Ramallah: A series of illnesses that sent Palestinian National Authority (PNA) president Mahmoud Abbas to the hospital has put the 83-year-old leader under renewed pressure to designate a successor, a decision he’s still resisting.
Abbas will outline his vision for contending with hostility from the Israeli regime, Hamas and the Trump administration at a meeting of the Palestine Liberation Organisation’s (PLO) Central Council in Ramallah, that starts on Wednesday. More relevant to the governing body’s 135 delegates may be how much longer he can sustain the rigours of office.
The two-day gathering this week is aimed at “trying to reinforce Abbas’s legitimacy, which is fumbling in a way that is apparent to all,” said Sam Bahour, a Ramallah business consultant and founder of Americans for a Vibrant Palestinian Economy.
Abbas’s rejection of US President Donald Trump’s peace plan even before its release sacrificed financial and political support that had buoyed the PNA since the Clinton administration. A potential vacuum at the top of the PNA has generated so much concern because of the prospect for chaos and violence.
From time to time, Abbas has raised the possibility of deliberately letting the PNA collapse, potentially forcing the Israeli regime to assume responsibilities it gave up 25 years ago with the Oslo peace process, ranging from providing electricity to postal service and sewage repair.
Man behind the leader
Abbas, known as Abu Mazen, was elected in 2005 for a five-year term, but after Hamas wrested control of Gaza in 2007, he stayed in power in the West Bank without holding another election. He has occasionally raised the topic of retirement, but has shown no indication of doing so.

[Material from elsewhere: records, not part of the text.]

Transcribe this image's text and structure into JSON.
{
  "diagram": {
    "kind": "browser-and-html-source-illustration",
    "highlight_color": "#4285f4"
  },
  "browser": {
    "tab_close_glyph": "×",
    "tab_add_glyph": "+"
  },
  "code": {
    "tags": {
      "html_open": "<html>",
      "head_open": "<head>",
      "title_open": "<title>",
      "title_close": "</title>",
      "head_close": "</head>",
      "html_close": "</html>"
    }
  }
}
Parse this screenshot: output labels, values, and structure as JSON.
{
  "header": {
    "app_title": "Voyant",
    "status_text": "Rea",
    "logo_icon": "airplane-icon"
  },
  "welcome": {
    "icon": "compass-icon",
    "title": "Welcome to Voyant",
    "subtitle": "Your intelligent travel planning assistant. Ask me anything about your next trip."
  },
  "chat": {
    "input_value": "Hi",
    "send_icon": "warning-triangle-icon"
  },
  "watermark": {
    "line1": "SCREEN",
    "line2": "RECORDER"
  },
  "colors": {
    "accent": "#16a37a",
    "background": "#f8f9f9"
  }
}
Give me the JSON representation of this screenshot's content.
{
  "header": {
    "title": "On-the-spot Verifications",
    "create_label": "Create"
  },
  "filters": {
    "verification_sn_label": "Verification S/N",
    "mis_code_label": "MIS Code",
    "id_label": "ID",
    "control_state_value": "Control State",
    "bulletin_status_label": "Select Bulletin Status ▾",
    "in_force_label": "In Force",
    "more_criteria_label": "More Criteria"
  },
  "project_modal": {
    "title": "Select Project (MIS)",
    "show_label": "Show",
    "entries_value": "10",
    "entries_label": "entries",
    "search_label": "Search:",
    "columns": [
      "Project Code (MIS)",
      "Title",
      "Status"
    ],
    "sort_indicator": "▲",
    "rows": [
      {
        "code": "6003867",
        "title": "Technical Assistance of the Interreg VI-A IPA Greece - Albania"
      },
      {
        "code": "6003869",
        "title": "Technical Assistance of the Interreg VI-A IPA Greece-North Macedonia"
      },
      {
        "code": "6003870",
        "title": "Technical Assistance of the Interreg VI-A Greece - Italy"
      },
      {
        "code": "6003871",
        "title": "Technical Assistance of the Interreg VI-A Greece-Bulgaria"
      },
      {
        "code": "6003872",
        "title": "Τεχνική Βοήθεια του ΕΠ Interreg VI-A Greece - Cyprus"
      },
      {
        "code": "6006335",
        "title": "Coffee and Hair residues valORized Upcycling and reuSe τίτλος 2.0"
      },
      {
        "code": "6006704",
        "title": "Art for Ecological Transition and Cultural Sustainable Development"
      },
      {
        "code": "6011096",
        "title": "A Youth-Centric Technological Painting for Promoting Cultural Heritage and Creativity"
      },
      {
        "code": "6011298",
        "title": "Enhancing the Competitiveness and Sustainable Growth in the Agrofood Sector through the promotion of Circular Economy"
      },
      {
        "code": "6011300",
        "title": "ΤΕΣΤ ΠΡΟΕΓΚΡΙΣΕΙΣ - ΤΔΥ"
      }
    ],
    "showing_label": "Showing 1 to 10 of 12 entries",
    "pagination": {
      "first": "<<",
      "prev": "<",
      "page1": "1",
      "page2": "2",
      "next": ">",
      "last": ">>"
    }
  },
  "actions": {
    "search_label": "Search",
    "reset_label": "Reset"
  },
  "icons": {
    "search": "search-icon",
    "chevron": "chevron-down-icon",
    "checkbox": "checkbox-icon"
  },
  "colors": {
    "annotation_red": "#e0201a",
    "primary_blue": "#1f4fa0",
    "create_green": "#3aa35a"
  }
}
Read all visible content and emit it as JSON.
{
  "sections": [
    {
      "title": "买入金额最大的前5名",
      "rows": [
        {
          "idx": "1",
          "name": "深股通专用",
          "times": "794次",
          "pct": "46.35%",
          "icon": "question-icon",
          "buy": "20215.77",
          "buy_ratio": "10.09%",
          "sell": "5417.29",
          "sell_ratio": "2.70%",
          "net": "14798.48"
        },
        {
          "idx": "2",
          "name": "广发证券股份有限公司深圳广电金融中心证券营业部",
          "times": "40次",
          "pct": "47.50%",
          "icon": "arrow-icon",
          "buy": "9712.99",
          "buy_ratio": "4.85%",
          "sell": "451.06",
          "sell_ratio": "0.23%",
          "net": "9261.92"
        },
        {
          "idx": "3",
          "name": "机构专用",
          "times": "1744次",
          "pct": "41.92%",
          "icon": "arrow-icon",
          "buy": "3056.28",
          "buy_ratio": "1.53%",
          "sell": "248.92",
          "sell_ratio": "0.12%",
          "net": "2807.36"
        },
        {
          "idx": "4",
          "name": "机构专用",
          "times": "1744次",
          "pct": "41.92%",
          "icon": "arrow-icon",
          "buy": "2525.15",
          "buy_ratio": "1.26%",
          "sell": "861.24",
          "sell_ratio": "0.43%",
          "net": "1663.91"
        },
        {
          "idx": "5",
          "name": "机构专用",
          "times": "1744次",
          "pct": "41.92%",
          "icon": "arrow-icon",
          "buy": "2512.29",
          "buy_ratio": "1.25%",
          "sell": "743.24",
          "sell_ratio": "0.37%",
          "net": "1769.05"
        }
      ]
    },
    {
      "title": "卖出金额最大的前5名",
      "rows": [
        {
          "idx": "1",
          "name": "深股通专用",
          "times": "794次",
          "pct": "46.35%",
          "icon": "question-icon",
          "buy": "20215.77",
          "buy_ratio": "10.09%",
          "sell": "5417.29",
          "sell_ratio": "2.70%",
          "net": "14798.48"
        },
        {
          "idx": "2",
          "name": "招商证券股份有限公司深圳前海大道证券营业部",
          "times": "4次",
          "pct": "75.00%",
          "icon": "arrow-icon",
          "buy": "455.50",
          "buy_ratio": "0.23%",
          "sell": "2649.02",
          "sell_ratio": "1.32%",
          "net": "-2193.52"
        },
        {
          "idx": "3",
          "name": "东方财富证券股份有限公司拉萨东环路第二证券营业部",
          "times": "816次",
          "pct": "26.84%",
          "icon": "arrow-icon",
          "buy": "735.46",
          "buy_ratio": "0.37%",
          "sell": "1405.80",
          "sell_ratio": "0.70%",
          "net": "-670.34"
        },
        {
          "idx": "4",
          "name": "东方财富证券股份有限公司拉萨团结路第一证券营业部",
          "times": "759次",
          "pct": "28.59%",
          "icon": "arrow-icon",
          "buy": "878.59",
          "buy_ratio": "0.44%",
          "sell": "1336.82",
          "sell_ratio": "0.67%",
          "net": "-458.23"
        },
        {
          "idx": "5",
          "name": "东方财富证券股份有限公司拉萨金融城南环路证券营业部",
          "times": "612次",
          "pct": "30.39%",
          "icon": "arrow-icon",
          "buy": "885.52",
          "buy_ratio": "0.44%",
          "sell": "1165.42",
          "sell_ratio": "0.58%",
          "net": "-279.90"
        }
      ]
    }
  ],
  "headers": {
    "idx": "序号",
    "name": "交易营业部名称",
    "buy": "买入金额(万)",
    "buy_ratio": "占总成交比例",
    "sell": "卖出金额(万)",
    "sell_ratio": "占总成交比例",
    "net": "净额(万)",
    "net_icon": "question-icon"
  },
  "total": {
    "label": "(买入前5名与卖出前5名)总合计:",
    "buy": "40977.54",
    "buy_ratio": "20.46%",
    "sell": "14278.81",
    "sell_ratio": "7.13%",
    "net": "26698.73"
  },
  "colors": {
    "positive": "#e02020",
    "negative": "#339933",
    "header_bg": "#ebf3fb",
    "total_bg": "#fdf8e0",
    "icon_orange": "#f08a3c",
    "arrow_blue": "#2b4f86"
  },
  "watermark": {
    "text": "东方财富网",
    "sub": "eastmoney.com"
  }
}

Hamas has eclipsed the PNA on the world stage since Gazans started staging weekly protest marches against Israel in late March, and could seek to take over the West Bank as well. The leadership of Abbas’s Fatah party is so splintered that any succession battle is liable to turn bitter. “As long as Abbas is there, nobody in Fatah will dare press this issue openly,” said Khalil Shikaki, director of the Palestinian Centre for Policy and Survey Research in Ramallah. Once he’s gone, “there will be a very different environment.”
After Abbas, if the PNA follows constitutional protocol, his immediate successor pending elections would be the Hamas leader, Aziz Dweik, Palestinian Legislative Council speaker. Abbas will do whatever he can to avoid that scenario, Shikaki said.
Top contenders in elections could include Marwan Barghouti and Esmail Haniyeh.
Barghouti has been a consistent front-runner in Shikaki’s polls even though he’s serving five life terms in an Israeli prison, convicted of planning terrorist attacks. Haniyeh, polling second, would stir a hornet’s nest if he were to win a presidential election, facing vigorous opposition to his vision of Islamic government from secular Fatah leaders and much of the West.
Abbas addressed the succession issue obliquely in May speech to Fatah leaders, without indicating whom he favoured. “We do not want to keep the culture of the individual,” he said. “We want the culture of the institution.”
Uncertainty about succession plans could affect foreign direct investment in Palestine, said Bahour. FDI to Palestinian areas dropped 31 per cent in 2017 from the year before, to just over $200 million, according to the World Bank. “People are scared,” Bahour said. “They want to know who is going to be in charge.”